In both of these lease agreements, the tenant is responsible for securing financing for the home purchase once the lease is up and the tenant is ready to buy. This means that if you sign a rent-to-own agreement and you aren’t able to get a mortgage loan when your lease is up, you may forfeit all of the extra money you paid throughout your tenancy.
The cons for buyers
There are a few big red flags that buyers should look for in any rent-to-own contract. And if you’re seriously considering buying a home like this, do lots of research on the seller. You don’t want to find yourself at the mercy of a shady person with unethical business practices because you were too excited to own a house to do any due diligence.
Buyers will have to pay an additional upfront fee for the opportunity to buy the house at a later date. Often called option money, this money might or might not apply to the equity in your home, and will almost definitely be lost if something happens and the deal falls through.
One thing that buyers need to think about is maintenance clauses. In many rent-to-own agreements, buyers are responsible for maintenance and repairs on the home during their tenancy. This might not be a big deal if you have to get a window air conditioning unit fixed, but what if there’s something wrong with your water heater or your sewer main? Or your fuse box? Those repairs can really add up, and you’re still not the owner, so you’re spending your own money to repair a house that you might not ever own.
Another clause to keep an eye on is the one that outlines under what conditions the agreement can be broken. Often, if the buyer is late with a single rent payment, they lose all of their investment. And if the landlord isn’t in good financial standing and forecloses on the house, the buyer loses all their money invested then, too.
This is why it’s important to research your landlord-seller. If they have a history of taking advantage of buyers, then you can probably find evidence of it. Ask them for references, and do your best to figure out what kind of person you’re doing business with. Lots of people who offer rent-to-own opportunities are ethical humans, but of course, there are always bad apples.
And, of course, if something happens with your job or your family, and you have to move out of the area, you’ll have to break the agreement and leave your home (and investment) behind.
The pros for buyers
Many clauses in a rent-to-own agreement are negotiable, which means you can ask for things, too! You can request that your option money go toward your equity in the home, for example, or for the seller to maintain the big systems in the house while you’re in charge of smaller wear-and-tear items. So one pro is that if you know your rights and you’re willing to work with your landlord-seller, you can come up with an agreement that works well for both of you.
Another is that for buyers who want to own a home but aren’t quite financially ready, rent-to-own can really help you build equity and set yourself up to buy the house where you’re living in a couple of years.

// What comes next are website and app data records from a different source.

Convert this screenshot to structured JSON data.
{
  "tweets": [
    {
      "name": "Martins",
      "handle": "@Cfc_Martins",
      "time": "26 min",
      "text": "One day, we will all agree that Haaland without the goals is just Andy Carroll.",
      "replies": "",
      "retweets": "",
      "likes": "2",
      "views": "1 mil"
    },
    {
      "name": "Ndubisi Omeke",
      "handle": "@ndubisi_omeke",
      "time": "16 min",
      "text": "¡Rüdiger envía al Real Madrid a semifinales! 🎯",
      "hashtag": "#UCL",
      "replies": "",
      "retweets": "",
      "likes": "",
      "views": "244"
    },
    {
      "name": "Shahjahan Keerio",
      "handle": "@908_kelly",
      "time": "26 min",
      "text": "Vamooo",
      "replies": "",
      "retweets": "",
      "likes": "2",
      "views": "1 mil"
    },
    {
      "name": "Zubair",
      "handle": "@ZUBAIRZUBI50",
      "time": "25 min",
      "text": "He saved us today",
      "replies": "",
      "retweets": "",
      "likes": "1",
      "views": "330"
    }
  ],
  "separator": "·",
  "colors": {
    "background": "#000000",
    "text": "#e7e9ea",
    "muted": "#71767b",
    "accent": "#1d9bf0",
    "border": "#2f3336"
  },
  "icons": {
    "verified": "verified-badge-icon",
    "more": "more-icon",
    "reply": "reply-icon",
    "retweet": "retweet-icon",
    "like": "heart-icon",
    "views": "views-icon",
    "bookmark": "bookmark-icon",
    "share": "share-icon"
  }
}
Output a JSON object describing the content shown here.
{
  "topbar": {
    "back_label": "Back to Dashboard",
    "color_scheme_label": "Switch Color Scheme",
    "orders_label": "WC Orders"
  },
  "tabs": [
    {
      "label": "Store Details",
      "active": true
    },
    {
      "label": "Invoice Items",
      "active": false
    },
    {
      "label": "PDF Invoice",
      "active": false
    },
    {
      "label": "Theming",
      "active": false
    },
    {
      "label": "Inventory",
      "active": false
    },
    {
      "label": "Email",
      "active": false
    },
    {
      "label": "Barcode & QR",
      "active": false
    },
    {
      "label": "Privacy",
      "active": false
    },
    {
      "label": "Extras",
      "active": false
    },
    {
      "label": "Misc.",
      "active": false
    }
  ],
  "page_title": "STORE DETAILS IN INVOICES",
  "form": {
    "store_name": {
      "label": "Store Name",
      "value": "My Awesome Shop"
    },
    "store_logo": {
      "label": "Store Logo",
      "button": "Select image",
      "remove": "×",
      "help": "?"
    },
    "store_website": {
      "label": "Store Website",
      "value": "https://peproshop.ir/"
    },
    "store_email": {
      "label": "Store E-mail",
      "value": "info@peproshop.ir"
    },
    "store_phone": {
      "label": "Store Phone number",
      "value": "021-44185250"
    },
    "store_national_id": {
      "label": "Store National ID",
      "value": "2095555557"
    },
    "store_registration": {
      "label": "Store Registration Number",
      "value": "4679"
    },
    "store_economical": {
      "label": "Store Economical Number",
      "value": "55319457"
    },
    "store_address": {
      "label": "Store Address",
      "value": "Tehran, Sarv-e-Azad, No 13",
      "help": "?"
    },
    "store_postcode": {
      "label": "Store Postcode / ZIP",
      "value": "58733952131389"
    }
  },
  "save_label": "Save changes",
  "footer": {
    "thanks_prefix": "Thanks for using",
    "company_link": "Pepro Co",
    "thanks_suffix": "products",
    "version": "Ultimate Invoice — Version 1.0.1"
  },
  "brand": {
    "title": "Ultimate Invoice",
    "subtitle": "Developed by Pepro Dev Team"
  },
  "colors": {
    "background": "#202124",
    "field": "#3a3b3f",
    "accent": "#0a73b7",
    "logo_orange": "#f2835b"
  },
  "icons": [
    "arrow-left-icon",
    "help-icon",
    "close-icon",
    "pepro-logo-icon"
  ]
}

A rent-to-own agreement isn’t for everyone. It can be more expensive than buying a home the traditional way over the long term, and if buyers have the ability to save up a down payment and jump through all the hoops, they will most likely get a better deal on a house that isn’t a rent-to-own. But if you’re in love with the house where you live and it’s worth it to get your foot on the homeownership ladder that much sooner, it might be something you should consider.